- Exercise brief: Examine each line of the listing below. Copy those in which the string "text" appears.

- Given data:

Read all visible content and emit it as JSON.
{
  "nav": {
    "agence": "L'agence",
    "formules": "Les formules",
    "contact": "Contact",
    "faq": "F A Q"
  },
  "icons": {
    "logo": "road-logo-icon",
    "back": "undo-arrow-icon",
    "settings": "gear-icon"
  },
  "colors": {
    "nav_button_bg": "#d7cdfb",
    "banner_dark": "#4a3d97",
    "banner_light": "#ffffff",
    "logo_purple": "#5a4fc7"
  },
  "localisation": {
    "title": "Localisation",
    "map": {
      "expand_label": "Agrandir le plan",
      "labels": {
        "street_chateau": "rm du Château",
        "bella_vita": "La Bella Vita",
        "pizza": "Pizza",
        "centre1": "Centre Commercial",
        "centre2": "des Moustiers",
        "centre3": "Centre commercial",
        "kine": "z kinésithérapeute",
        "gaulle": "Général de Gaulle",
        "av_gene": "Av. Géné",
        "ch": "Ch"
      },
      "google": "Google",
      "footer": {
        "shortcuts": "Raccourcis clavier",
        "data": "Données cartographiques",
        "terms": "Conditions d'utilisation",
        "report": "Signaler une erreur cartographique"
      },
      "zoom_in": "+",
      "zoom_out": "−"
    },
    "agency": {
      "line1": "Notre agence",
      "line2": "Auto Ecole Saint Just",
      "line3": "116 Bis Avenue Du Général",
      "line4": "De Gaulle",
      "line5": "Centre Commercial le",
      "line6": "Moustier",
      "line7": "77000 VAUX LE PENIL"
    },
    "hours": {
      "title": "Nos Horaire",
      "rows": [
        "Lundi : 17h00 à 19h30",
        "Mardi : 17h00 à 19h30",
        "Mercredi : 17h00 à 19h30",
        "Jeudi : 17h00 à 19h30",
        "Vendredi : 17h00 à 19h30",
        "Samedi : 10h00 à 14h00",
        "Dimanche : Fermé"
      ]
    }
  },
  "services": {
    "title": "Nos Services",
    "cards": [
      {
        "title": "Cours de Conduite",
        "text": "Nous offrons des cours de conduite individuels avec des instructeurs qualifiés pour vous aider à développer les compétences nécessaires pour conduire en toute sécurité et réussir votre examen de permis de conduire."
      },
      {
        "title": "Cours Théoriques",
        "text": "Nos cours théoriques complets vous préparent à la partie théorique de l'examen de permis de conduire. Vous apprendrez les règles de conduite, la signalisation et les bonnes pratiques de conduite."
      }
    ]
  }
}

- Expected answer:
        "text": "Nous offrons des cours de conduite individuels avec des instructeurs qualifiés pour vous aider à développer les compétences nécessaires pour conduire en toute sécurité et réussir votre examen de permis de conduire."
        "text": "Nos cours théoriques complets vous préparent à la partie théorique de l'examen de permis de conduire. Vous apprendrez les règles de conduite, la signalisation et les bonnes pratiques de conduite."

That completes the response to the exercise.